|The Hartley Inn - John Tindale|
Following a marriage breakup, in February 1849 John Tindale put
the Hartley Inn up for lease., but by May he still had no takers and was
suggesting that the inn would make a good Country Store. In July
1849 the Inn was taken over by .......... ________________________________________________________
TO LET, the HARTLEY INN, at Hartley, containing sixteen spacious rooms, with detached kitchen, and possessing every possible requisite for a first-rate Inn, and has been occupied as such since it was erected. viz about ten years ; has an excellent twelve stall stable, a good garden, with paddocks and stockyard, securely fenced, also a never failing and plentiful supply of good water.
Possession can be had on the first day of July next ensuing Rent Moderate.
For further particulars. enquire of the proprietor. John Tindall. Senior, Esq , Penrith ; or of E. FOULKES, at Mr. Titterton's, next door to the Savings Bank, George Street
February 5. 2086
TO LET.-The HARTLEY INN, which will be vacated on the 1st July next, is under offer to LET, at a moderate rent, as a STORE, for which it possesses every possible requisite and accommodation, being a substantially and commodious built residence, and plentifully supplied, at all seasons, with good water in the vicinity of which is a large and populous neighbourhood, and is well worthy of the attention of any person desirous of keeping a COUNTRY STORE.
Tor further particulars apply to the proprietor, JOHN TINDALL, Esq., Penrith ; or to E Foulkes at Mr. Tittertton's, next door to the Savings' Bank, George-street. 7871Saturday 12 May 1849
p 4 Advertising
TO LET, the HARTLEY INN, at Hartley, containing sixteen spacious room's, with detached kitchen, and possessing] every possible requisite for a first-rate Inn, and has been occupied as such since it was erected,vii., about ten years ; has an excellent twelve- stall stable, a good garden, with paddocks and stockyard, securely fenced, also a never failing and plentiful supply of good water.
Possession can be had on the first day of | July next ensuing. . Bent Moderate.
For further partieulaia. 'enquire of the pro- prietor. JOHN XnroXix, Senior, Esq., Penrith ; or of E. FotJLKBS, at Mr. Titterton's, next , door to the Savings'Bank, George-street,
"February 5.-' 2086
The Inn subsequently was leased to James Young from 1843 to 1858

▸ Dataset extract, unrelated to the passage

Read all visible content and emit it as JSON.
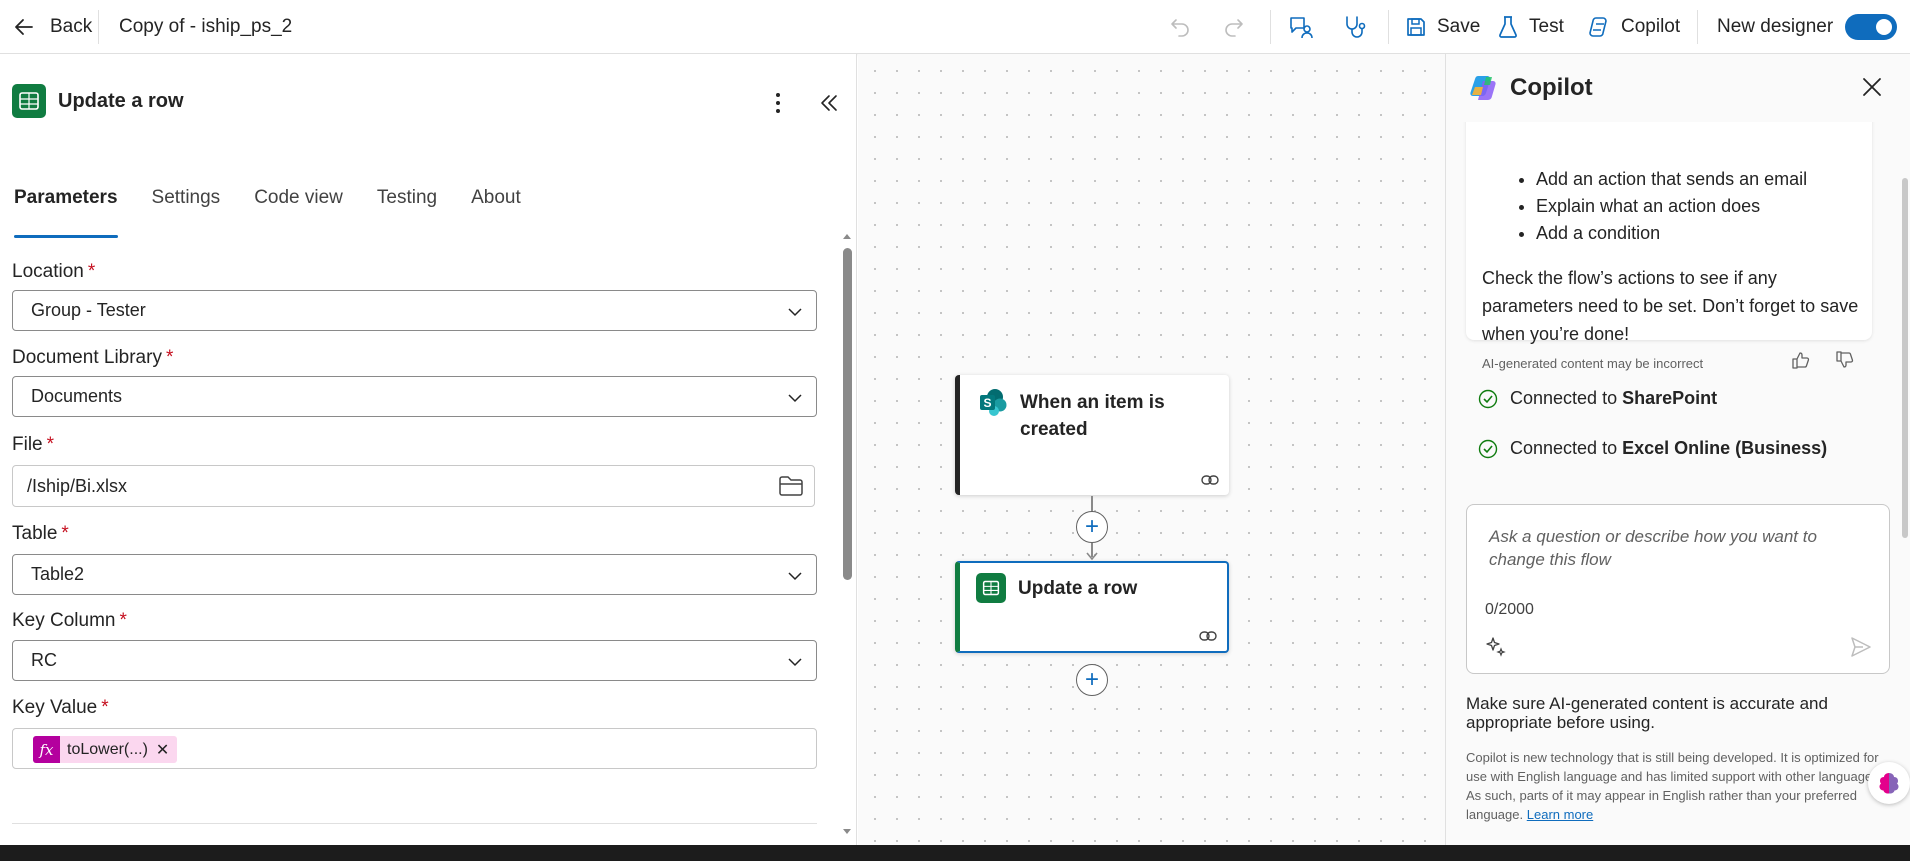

William Brown was indicted for stealing two watches, the property or Mr. James Young, publican at Hartley, in August last.

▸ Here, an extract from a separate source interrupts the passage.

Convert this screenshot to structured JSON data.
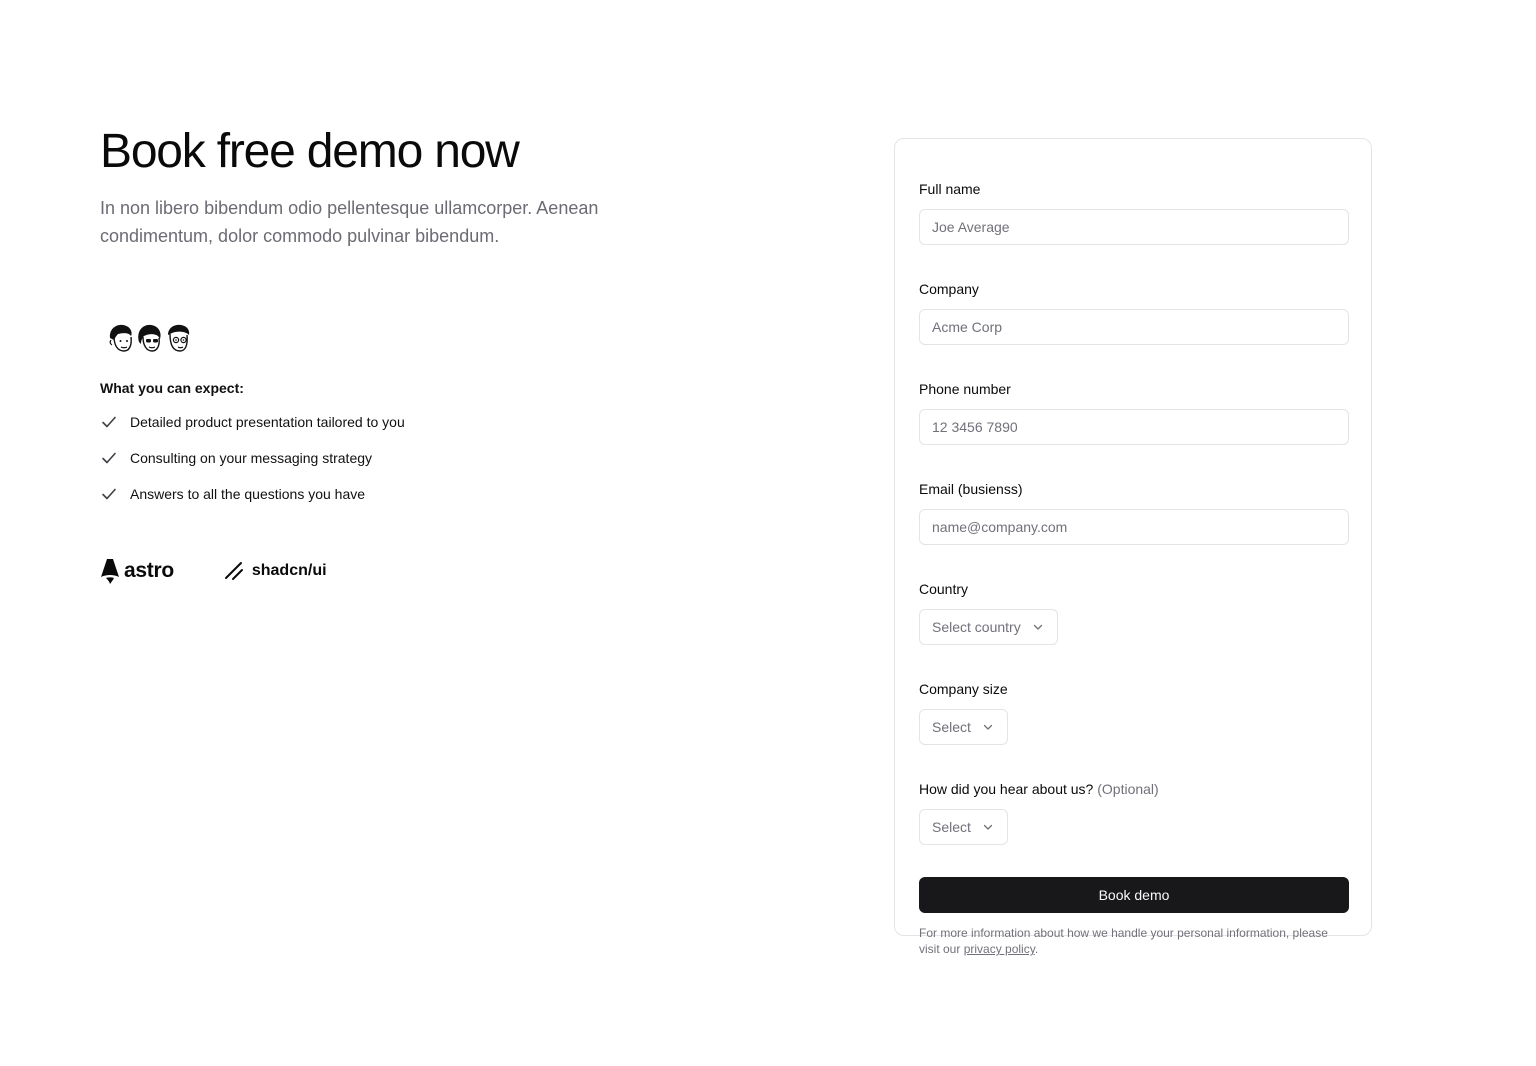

Saturday 12 September 1857
REWARD.-LOST, ╗Black MARE, with blane 3D_═ In taee, near hind foot white, white on off hind foot, branded llover 69 near shoulder, and TJ on near hip. The above reward will be pild on delivery to Mr, James Young, Hartley or to the undesigned, at Penrith. ROBERT T. JAMISON

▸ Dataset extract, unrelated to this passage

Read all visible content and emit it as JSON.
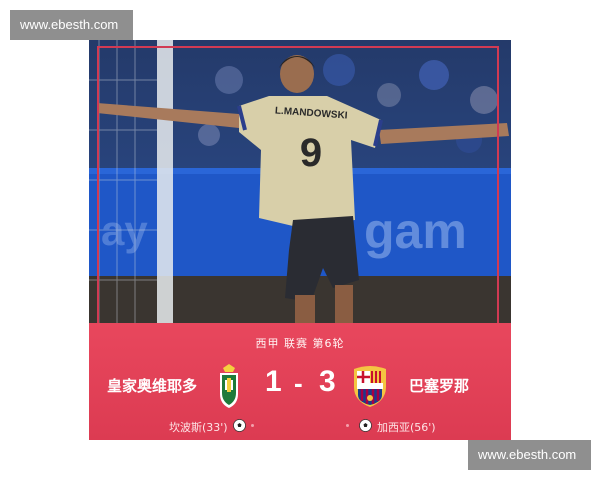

Wednesday 3 February 1858 >
John Tindale (1809-1872), landowner, was born in Warwickshire and came to Sydney at the age of 11 to join his father, a convict who had been transported to NSW in 1812. The senior Tindale received a free pardon in 1816, and after leaving the King's School in Parramatta, his son was able to develop farming enterprises around Bathurst. He married Mary Wybrow in 1830 and they had several children. By the time these portraits were commissioned, the couple was wealthy, and Tindale's landholdings increased through the following decades. However, the marriage broke up in the late 1840s and in the 1860s Tindale's health failed. In 1870 Tindale moved to New Town, Tasmania, where a couple of years later he shot himself at the rear of his home, Clydeville House.
Maurice Felton was born in England and trained as a surgeon in Glasgow before emigrating to Sydney in 1839. He exhibited some paintings a few months after his arrival, and soon became friendly with art patron Alexander Brodie Spark and artist Conrad Martens. After painting several portraits of Spark's family, Felton gained a number of portrait commissions and for a brief period he was the foremost portraitist in New South Wales. Between early 1840 and early 1842 he exhibited portraits and landscapes made in Sydney and its surrounding areas. In the year these portraits were painted, the Sydney Morning Herald reported that 'the prominent way in which Mr Felton brings out his figures from the canvas, both faces and bust, gives them a fulness and a rotundity very opposite to the pasteboard flatness of some otherwise good artists'. Felton died of unknown causes in March 1842. Until they were acquired by the National Portrait Gallery, these were thought to be the only works by Maurice Felton remaining in private hands.